“Quiet firing” or “silent dismissal” is a phenomenon that acknowledges managers behaviour in limit employees development. Examples are: i) the absence of career and/or salary progression; ii) impossibility to participate in projects; and, iii) reduce personal development. And, despite not being a recent phenomenon, it is a growing concern for organisations.

With hybrid and remote work, the lack of connection between managers and their teams “quiet firing” has become more frequent; however, it depends on the sense of belonging and/or organisational culture. This reality promotes a feeling of devaluation and abandonment in employees. Even so, “quiet firing” can be observed in situations such as: i) assigning tasks with unattainable objectives; ii) the constant refusal of requests for days off; iii) the lack of feedback; iv) lack of interest in one-on-one moments (meetings and/or leisure time); v) inability to listen criticism in team meetings; vi) not valuing individual effort; among others.

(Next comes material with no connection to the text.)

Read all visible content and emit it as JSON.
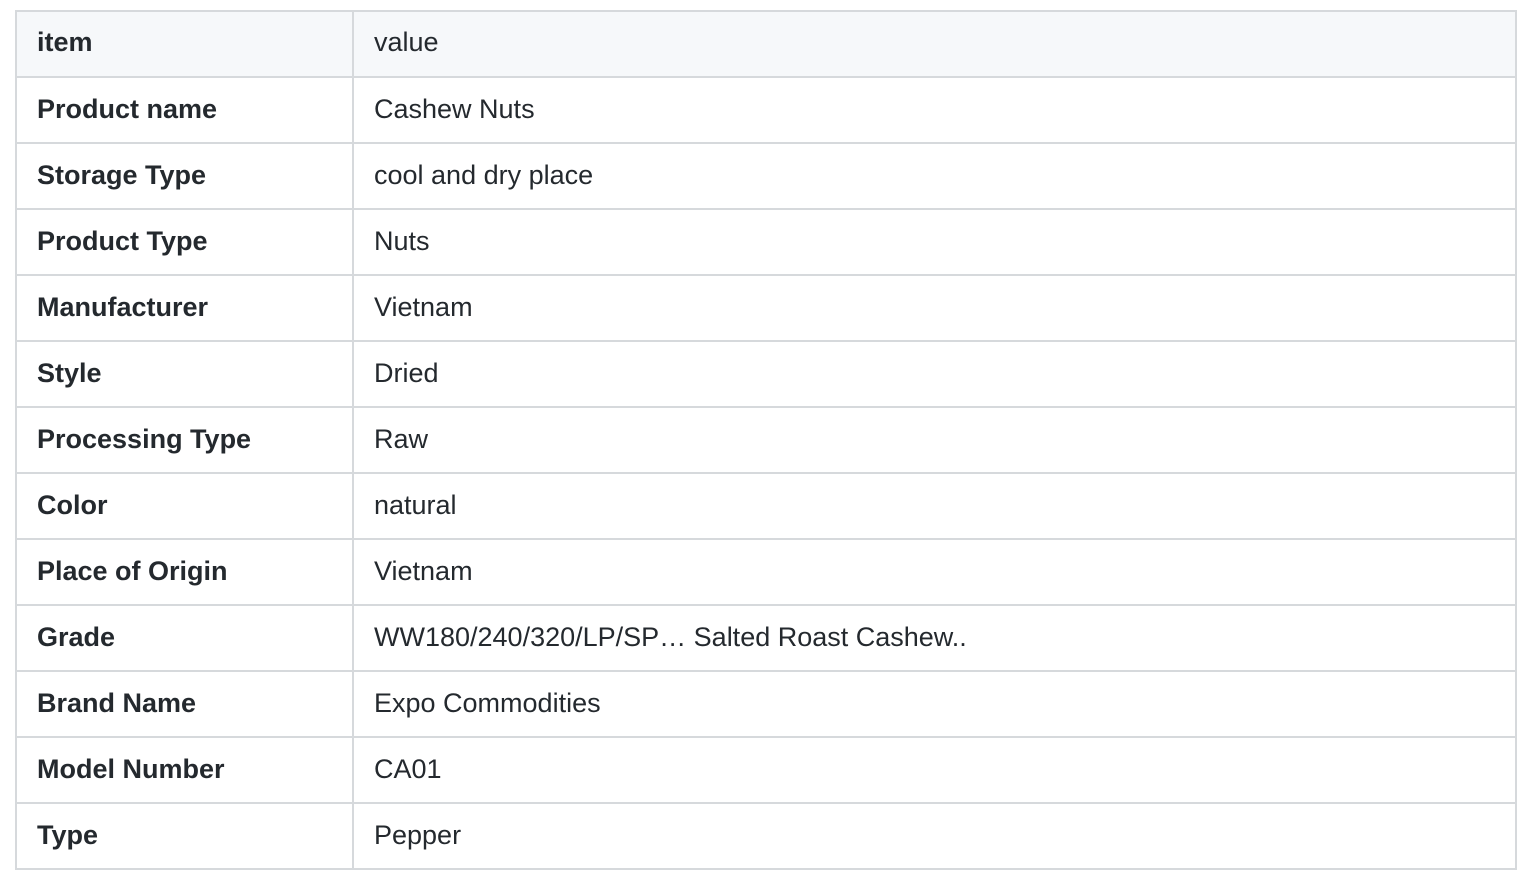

When this distance occurs, a manager´s expectation is the employee voluntarily resign. Although, its origin can be broad: i) low levels of confidence in employee’s skills; ii) poor manager leadership skills; iii) lack of interest or lack of time/ability to talk with employees about their performance.

This phenomenon can be minimised through the integration of a progressive monitoring process, ie., employees feel more followed upon their performance tasks. And, managers need to understand which measures to be adopted for employees better results and motivation. The company must provide managers with training related to some employees typical behaviours upon detachment. The aim is to facilitate communication between both groups.

Concluding, in order to employees feel involved, valued and motivated, they must have a space for progression and a relevant role within the organisation. This reality happens through improvement plans, setting goals and, regular conversations to reduce the probability of “quiet firing”.